It seems like everyday I wake up to a world that is more chaotic, bleak, and filled with hate.  Is the world changing or am I slowly waking up to what’s been happening all along? Many people have always lived in a world full of hate, discrimination, violence, and disadvantage.  I’ve had more than my fair share of trials and tragedies, but they seem to pale in comparison to many who haven’t had the luxury of transportation, shelter, safety, or opportunity due to miniscule genetic differences that have become the crux of the hierarchy of society at large.  I have lived through and felt the weight of many of the same upheavals, but I have done so from my ivory tower. I watched the riots happening all over the country and I felt something, but I was more apt to push it away rather than truly feel it.   Each time it happened, a piece of my sheltered ego fell away.  Then it happened in my city. Last September, an officer-involved shooting rocked my sweet southern city of Charlotte, NC.  I was out of town co-leading my very first yoga retreat, yet my heart, soul, and attention were on my city.  I was obsessed with watching my friends, through the lens of Facebook Live, take to the streets and stand up for injustice.  While I was living one of my dreams, I couldn’t focus on it due to my inability to be there for my city in a time of upheaval.  For the first time, I truly understood the Black Lives Matter movement, the message, and how my silence was compliant with my inherited privilege.  I wanted to help, but felt helpless.  What could one person do?  As most yogis, I turned to the idea of love and light.  I focused on the positive and tried to be the best person I could.  I made a conscious effort to be involved in communities that were different than the normal yoga world, and to understand how the world I perceived was the same world that was sending hurtful messages to others outside of my bubble.
Fast forward to now, almost a year later and hate has erupted in Charlottesville, a mere 4 hours away, and I can’t ignore the churning inside of me to stand up for those who can’t stand up for themselves, or for those who are unsure of how to take action.  Being a “good person” and hoping my positive light will radiate out to others is no longer enough for me.  I am still just one person, but I have enough fire and passion to send the whole world up in flames.  The question remains, what can I do?  I’ve read so many lists lately and I want to share just a few of the highlights of ways to impart change through action, not just meditation, prayer, or being a “good” person.

1.       Talk to each other.  Talk to people in your cultural group, but also the people that scare you, the ones you feel you should lock your car doors when you see them, the ones who you think are different than you (pro tip: they aren’t), and the ones who piss you off until you feel your blood boil.  Talk to them to find out your differences, commonalities, hopes, and fears.

2.       If you hear someone making a comment that is out of line, correct them.  Too many times I’ve heard people say something that I didn’t agree with and I’ve remained silent.  My silence was a missed opportunity to educate.
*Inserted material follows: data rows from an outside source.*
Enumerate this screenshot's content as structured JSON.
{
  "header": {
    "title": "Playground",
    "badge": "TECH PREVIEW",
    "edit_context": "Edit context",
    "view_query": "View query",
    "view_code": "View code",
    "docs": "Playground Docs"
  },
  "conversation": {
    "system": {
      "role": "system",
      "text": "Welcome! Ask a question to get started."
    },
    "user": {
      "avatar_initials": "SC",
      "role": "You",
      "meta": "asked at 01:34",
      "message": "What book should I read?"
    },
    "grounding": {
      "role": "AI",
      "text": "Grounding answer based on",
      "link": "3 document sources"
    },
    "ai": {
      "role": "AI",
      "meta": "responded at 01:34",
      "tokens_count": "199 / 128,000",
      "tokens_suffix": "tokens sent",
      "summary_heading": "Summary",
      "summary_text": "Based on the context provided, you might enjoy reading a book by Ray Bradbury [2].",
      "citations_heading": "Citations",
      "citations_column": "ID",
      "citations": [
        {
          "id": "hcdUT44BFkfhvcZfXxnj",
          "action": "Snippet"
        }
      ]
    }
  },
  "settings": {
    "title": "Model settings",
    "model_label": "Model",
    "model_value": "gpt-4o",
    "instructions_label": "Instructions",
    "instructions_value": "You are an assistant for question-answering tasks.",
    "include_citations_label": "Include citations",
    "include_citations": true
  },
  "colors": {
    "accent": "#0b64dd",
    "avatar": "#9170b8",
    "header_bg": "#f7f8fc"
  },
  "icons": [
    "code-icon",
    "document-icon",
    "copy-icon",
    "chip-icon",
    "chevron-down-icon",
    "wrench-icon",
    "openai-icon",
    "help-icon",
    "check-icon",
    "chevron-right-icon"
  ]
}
My silence could have been misinterpreted as agreement when in fact it was just the opposite.

3.       Get uncomfortable and dive into those icky conversations.  But dive in honestly, openly, and with pure intentions.  One of the purposes of yoga (which, if you are unaware, is way more than the physical shapes you see on social media) is to uncover that which is hidden.  It takes going into our own darkness and rooting around in the muck to notice those deep seeded, and often ugly, parts of ourselves.

4.       Educate yourself.  Here are a few resources I’ve found to be helpful:
Peggy McIntosh’s Unpacking the Invisible Knapsack (article)
https://www.pcc.edu/resources/illumination/documents/white-privilege-essay-mcintosh.pdf
BEGINNING A CONVERSATION WITH KIDS ABOUT RACE. Why Do It:
http://www.slate.com/articles/double_x/the_kids/2014/03/teaching_tolerance_how_white_parents_should_talk_to_their_kids_about_race.html
Teaching Tolerance https://www.tolerance.org/

5.     Do you feel angry, sad, and/or guilty?  Use those feelings as inspiration to ignite change. Get involved in your community, and not just the organizations with which you may have a personal connection.  Find the organizations that are on the ground and take action. Bring your yoga to the people that can’t afford the studios or the fancy clothes.  Donate your time, resources, and kindness in the neighborhoods you were told to avoid because they are the “bad” part of town.  Here are a few amazing, local Charlotte organizations that could use your help:
·         QC Family Tree
·         WISE Community Doulas
·         Help Out CLT

This work isn’t easy and it’s not for the complacent, comfortable, or faint of heart. This type of work is for the yogi who is ready to take a stand and truly live their yoga off the mat.  It takes courage, commitment, and drive to dive deep in our unconscious and not run from what we find.  Once we wake up, it becomes impossible to go back.  So I understand if this path is not for you. It wasn’t for me for a long time.  Through this work, I find connection, support, and love from communities I never even knew existed.  It may not be easy, but it’s so worth it!